Government-supported scheme which provides interest-free loans to the financially vulnerable will be expanded to reach up to 20,000 people.
The No Interest Loan Scheme (Nils), which is backed by the Treasury but run by credit unions and other lending organisations, has been successfully trialled in Manchester and from September will be rolled out in other parts of the UK.
It aims to offer emergency loans to those who would otherwise be turned down due to not being able to afford interest payments.
“We fund items from household essentials and school uniforms through to laptop computers to access education and training, and tools and equipment to help people back into employment,” Nils says on its website.
The pilot scheme will be expanded from existing locations in Herefordshire, Shropshire and Worcestershire from September to other parts of the country for a period of two years, with a decision to be made after that point over whether it should be expanded further.
Customers are only allowed to have one loan with the programme, which they can have for between six and 18 months though the average length of time is 12 months.

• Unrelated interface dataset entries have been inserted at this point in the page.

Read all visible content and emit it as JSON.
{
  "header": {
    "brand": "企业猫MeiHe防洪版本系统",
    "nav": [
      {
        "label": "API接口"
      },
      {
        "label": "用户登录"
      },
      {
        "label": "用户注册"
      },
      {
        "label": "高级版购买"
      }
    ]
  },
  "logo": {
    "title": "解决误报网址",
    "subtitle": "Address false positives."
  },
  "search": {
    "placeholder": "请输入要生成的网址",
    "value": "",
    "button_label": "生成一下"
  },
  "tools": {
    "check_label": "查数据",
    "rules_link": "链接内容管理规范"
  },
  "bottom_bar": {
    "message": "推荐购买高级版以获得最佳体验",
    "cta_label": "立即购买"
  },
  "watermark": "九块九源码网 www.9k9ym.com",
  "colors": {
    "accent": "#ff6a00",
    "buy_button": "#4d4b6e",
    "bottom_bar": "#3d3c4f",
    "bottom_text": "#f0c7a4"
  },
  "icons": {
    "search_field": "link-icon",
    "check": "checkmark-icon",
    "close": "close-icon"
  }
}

Borrowers can access between £100 and £2,000, with the average amount borrowed £500.
The pilot is being funded with £3.8 million committed from the Treasury, £1.2m from JPMorgan Chase and up to £1m of lending capital from each of the devolved administrations, matched in England by Fair4All Finance.
Fair4All Finance, which partly runs the scheme, was founded by the Treasury and the Department for Culture Media and Sport three years ago to “support the financial wellbeing of people in vulnerable circumstances”.
Economic secretary to the Treasury John Glen last month expressed hope that a full-scale programme might eventually be rolled out.
He told the Association of British Credit Unions that Nils “is a fundamental, worthwhile, new initiative, to provide a gateway product for people who at the moment are beyond the lending capacity of some credit unions”.
“The challenge now will be to take that proof-of-concept pilot to a bigger pilot so that we can now validate it.”